Pick every line from the data below that contains the string "Veranstaltungen" and copy it.
+++ SUPPLIED ENTRIES +++
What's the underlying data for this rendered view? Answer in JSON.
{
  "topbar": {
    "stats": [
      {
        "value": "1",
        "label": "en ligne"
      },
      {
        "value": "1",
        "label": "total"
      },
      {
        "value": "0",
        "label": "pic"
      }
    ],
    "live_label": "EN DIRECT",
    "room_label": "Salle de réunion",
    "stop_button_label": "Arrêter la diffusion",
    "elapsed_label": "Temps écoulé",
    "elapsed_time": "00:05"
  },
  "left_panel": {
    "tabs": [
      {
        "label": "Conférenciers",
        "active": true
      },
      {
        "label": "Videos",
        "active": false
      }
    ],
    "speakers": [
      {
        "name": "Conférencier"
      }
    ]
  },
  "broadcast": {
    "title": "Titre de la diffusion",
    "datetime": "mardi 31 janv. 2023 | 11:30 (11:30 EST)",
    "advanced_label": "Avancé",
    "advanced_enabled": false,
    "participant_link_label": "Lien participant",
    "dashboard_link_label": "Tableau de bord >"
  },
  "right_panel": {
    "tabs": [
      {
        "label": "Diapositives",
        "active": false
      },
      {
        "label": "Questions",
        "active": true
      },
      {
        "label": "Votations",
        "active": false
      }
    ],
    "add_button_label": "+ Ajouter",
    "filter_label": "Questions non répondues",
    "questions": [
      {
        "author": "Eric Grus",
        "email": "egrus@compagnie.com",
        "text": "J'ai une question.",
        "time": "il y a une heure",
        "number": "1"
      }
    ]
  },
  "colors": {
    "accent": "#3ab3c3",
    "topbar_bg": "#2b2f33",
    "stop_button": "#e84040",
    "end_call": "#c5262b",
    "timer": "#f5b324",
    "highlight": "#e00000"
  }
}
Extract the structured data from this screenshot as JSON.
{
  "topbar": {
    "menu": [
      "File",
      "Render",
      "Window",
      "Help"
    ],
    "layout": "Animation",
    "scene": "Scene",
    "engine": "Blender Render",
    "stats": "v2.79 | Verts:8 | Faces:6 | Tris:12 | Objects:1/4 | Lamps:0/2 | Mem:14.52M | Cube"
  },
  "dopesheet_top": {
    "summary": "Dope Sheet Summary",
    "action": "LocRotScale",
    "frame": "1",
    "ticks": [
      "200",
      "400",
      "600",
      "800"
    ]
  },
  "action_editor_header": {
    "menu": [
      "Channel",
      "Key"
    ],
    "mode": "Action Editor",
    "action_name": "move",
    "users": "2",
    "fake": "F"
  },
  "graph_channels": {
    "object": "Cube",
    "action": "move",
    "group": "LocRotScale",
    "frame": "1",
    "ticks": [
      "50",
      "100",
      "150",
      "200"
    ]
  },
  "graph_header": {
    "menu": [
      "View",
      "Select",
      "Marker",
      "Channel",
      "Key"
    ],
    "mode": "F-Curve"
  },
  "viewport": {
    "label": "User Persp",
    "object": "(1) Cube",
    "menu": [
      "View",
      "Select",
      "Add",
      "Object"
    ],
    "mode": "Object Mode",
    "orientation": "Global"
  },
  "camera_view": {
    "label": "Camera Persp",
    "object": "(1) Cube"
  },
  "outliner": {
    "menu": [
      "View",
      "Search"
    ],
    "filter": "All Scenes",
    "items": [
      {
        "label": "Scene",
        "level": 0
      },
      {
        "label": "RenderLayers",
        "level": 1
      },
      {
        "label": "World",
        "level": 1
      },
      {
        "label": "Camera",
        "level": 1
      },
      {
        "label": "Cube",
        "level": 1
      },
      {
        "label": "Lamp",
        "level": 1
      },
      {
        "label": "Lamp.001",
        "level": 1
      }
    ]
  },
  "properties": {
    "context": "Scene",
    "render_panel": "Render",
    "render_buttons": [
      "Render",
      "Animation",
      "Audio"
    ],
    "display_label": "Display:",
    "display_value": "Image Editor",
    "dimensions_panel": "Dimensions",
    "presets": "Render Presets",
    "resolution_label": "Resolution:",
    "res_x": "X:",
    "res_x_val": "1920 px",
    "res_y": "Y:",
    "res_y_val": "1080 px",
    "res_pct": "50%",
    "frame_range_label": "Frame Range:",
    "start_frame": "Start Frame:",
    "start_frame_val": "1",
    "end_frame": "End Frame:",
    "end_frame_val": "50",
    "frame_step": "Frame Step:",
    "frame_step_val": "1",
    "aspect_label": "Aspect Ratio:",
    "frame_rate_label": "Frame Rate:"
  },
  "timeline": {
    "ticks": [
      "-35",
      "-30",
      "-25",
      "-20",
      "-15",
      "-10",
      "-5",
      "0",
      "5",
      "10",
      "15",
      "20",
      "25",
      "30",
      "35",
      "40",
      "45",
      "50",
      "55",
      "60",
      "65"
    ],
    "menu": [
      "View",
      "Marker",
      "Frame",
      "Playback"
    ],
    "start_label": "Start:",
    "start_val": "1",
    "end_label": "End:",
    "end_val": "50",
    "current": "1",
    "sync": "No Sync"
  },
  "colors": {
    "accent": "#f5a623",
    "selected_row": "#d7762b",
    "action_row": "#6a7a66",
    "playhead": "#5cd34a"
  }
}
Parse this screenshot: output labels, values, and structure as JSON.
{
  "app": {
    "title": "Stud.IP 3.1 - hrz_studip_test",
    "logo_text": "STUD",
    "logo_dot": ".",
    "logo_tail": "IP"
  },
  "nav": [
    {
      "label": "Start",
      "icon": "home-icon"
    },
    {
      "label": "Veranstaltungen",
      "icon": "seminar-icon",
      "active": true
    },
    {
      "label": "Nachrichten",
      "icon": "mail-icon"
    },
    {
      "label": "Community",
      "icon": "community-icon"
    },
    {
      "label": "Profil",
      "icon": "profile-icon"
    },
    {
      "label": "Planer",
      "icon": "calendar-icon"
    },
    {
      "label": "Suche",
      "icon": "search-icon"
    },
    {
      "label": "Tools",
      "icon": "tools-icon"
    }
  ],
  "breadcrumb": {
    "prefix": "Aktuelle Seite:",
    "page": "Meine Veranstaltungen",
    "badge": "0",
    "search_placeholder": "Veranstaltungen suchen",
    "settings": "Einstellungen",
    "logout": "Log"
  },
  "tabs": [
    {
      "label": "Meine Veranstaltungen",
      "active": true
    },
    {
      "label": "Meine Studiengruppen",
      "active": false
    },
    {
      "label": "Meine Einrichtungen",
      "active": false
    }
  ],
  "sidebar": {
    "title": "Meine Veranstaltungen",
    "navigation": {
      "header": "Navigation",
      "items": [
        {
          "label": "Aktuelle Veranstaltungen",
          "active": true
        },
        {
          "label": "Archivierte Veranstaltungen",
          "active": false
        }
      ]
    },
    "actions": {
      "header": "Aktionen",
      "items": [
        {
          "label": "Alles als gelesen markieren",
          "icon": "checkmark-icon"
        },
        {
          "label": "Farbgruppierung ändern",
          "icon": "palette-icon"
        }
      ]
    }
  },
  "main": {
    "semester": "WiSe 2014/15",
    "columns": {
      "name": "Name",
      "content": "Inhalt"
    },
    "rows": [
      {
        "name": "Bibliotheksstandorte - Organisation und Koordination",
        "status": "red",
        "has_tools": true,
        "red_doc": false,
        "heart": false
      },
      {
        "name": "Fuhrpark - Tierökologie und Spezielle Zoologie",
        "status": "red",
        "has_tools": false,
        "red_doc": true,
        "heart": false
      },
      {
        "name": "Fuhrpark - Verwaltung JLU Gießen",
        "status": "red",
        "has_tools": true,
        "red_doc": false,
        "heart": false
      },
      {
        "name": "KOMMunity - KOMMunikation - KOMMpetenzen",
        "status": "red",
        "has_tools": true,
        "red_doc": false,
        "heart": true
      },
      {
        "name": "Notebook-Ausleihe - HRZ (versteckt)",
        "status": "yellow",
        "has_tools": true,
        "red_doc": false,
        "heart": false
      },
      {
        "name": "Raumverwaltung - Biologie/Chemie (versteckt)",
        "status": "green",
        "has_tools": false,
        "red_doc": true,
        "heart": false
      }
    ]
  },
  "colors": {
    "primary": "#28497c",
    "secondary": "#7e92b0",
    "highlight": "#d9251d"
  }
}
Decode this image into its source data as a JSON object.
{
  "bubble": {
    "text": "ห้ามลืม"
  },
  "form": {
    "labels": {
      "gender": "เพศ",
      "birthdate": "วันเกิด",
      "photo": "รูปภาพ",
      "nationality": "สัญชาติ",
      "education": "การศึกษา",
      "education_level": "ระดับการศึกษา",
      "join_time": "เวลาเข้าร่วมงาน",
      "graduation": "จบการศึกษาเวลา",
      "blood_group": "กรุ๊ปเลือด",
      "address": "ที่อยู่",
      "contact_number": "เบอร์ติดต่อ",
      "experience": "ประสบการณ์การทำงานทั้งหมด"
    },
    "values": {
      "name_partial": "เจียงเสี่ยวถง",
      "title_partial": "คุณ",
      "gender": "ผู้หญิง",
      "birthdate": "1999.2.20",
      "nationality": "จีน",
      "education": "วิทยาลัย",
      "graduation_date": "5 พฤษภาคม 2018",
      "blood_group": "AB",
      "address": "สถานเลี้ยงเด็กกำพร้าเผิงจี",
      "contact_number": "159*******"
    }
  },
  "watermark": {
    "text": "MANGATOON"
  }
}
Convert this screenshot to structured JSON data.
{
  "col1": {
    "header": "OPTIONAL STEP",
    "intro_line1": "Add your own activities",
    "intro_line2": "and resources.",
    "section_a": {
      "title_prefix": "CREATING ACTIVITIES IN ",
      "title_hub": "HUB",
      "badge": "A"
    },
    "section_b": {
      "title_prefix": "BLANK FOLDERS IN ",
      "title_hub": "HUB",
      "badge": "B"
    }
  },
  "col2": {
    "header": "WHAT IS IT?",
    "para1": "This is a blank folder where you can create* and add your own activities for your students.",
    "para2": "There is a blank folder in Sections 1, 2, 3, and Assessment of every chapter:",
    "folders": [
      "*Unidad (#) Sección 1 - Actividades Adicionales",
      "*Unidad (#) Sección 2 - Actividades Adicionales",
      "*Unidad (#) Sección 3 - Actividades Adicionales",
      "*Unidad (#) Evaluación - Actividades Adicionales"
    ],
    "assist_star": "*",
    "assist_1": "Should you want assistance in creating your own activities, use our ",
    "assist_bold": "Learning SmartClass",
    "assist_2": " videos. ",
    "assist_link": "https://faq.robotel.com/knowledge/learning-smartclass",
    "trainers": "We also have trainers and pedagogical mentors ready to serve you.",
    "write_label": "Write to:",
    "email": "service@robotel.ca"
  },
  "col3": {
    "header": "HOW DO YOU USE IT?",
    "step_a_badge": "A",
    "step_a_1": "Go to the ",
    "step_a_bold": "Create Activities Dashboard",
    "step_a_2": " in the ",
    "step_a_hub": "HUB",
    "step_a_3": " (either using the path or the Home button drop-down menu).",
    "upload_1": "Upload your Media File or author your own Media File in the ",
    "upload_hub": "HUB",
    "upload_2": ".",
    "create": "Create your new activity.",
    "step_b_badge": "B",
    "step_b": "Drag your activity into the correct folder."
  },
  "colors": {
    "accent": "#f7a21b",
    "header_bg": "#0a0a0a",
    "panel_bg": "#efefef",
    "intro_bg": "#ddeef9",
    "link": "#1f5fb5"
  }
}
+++
* EXERCISE RESULT:
      "label": "Veranstaltungen",
    "page": "Meine Veranstaltungen",
    "search_placeholder": "Veranstaltungen suchen",
      "label": "Meine Veranstaltungen",
    "title": "Meine Veranstaltungen",
          "label": "Aktuelle Veranstaltungen",
          "label": "Archivierte Veranstaltungen",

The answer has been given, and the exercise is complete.